Epitope altered during fixation or embedding procedure. Try restoring immunoreactivity through various antigen retrieval techniques.
Embed tissue at 58 °C or below.
Antigen retrieval was ineffective. Increase the time of treatment or change the treatment solution.
Reagents omitted or used in wrong order. Repeat staining and confirm that correct reagents are used and are added in the correct order.

Problem: High Background

Possible Source Suggestion
High concentration of primary and or secondary antibodies. Titer antibody to determine optimal concentration needed to promote a specific reaction of the primary and the secondary antibodies.
Hydrophobic interactions of the antibody and proteins in the tissue. Lower the ionic strength of the antibody diluent (particularly monoclonal antibodies respond well to reducing the salt concentration).
Non-speci?c binding of primary and/or secondary reagents to tissues. Use blocking step just prior to primary antibody incubation (we use 1% bovine serum albumin with 10% normal donkey serum). Non-fat dry milk is another option.
Non-specific binding of secondary antibody. Use an antibody that has cross-reactive IgG species removed (absorbed against sample species).
Tissue dried out. Avoid letting the tissue dry during the staining procedure.
Reagents sticking to old or poorly prepared slides. Start over with freshly prepared or purchased slides.
Background due to ionic interactions. Increase the ionic strength of the diluent buffer.

Problem: Cell/Tissue Morphology is Destroyed

Possible Source Suggestion
Antigen retrieval methods are too harsh. Empirically determine the conditions that preserve tissue morphology while restoring the immunoreactivity of the antigen.
Tissue sections falling off slide. (more common with frozen sections) Increase fixation time. Empirically determine an additional or alternative fixative.
Use freshly prepared, adequately charged slides.
Tissue section appears torn or folded. Air bubbles under section. Re-cut sections using a sharp blade, or ignore damaged areas when analyzing the results.
Poor resolution of tissue morphology Cut thinner tissue sections. Ice crystals may have destroyed morphology of frozen sections.
Underfixation has physically damaged the tissue or cells during the staining process Increase fixation time and/or add a post-fixation step. Increase the fixative/tissue ratio.
Cut smaller pieces of tissue for more thorough immersion fixation.
Autolysis of tissue leading to staining of necrotic debris. Increase the fixation time, ratio. Consider using cross-linking fixative.

Problem: Staining is Inappropriate

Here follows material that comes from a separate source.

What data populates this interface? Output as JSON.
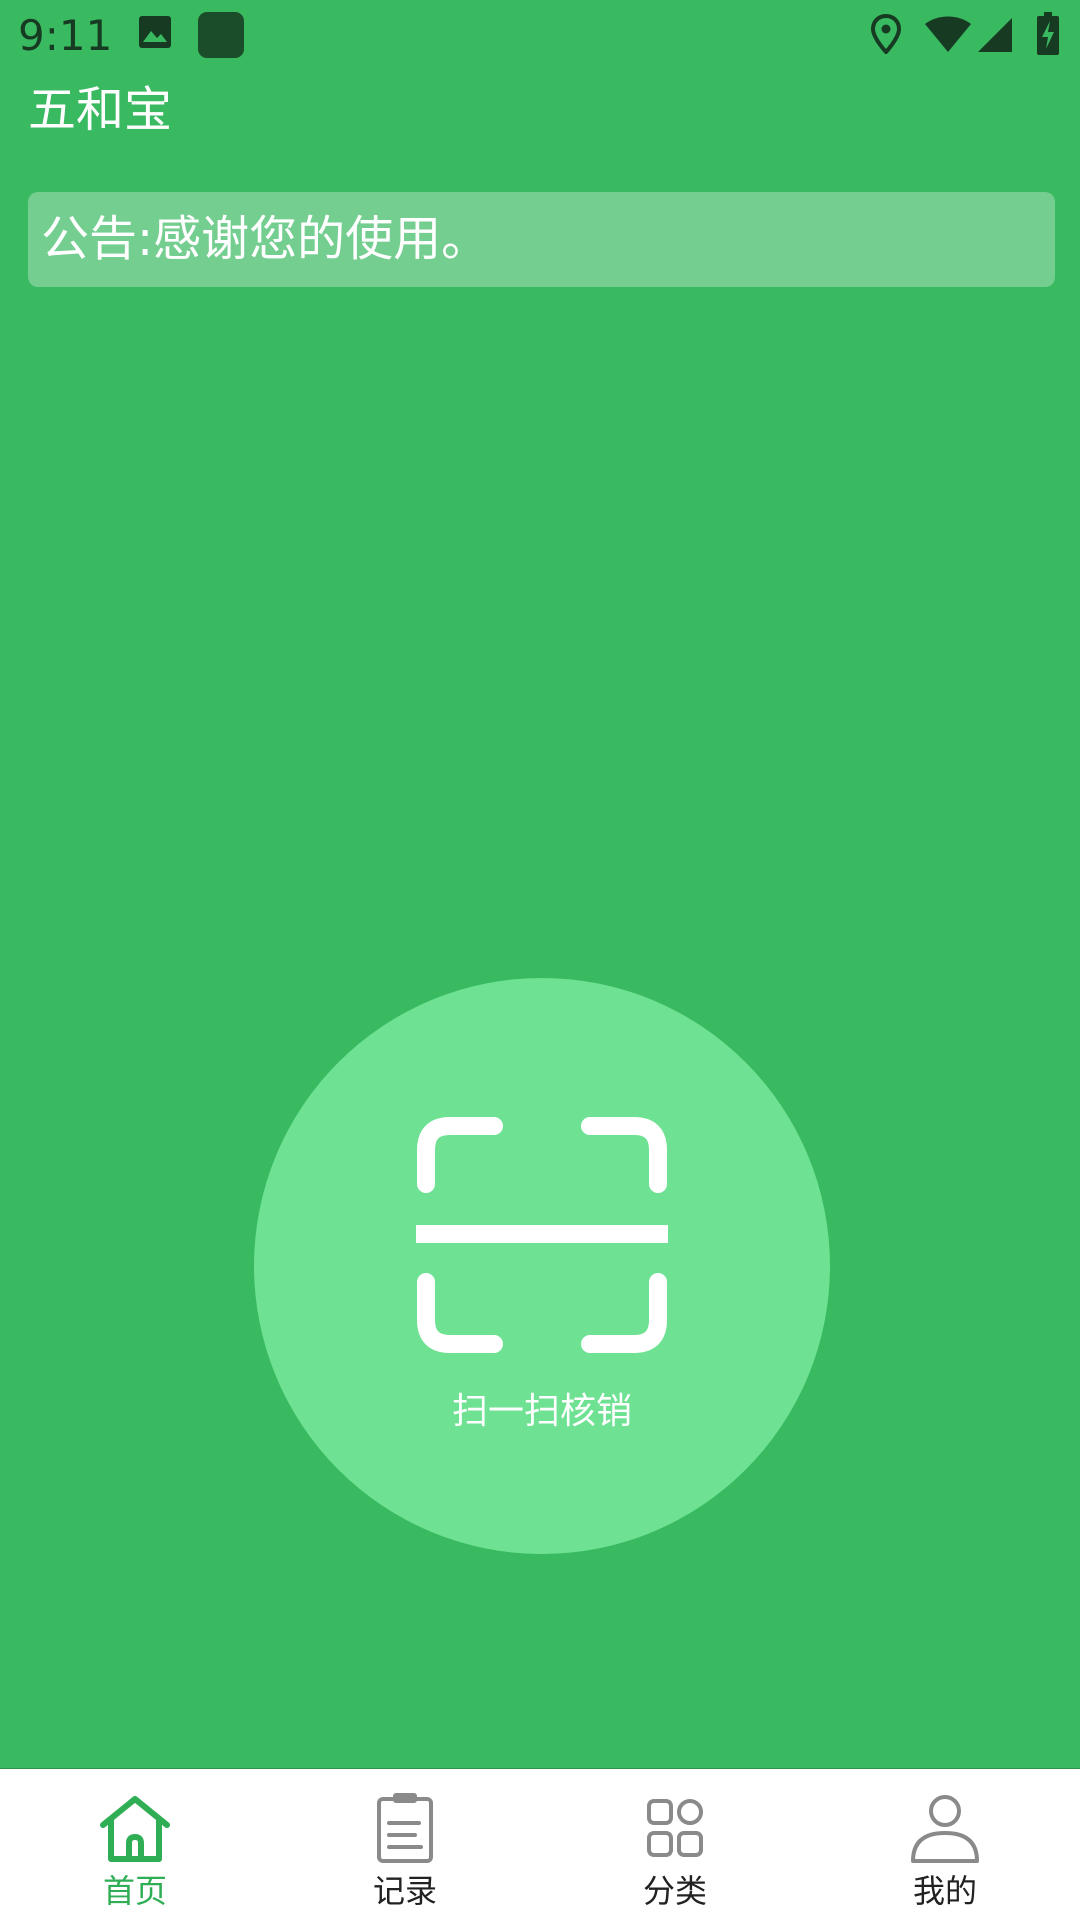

Possible Source Suggestion
Fixation method is inappropriate for the antigen. Try a different fixative or increase the fixation time.
Antigen retrieval may be inappropriate for this antigen or tissue. Try different antigen retrieval conditions.
Electrostatic charge of the antigen has been altered. Try adjusting the pH or cation concentration of the antibody diluent.
Delay in fixation caused diffusion of the antigen. Fix tissue promptly. Try a cross-linking fixative rather than organic (alcohol) fixative.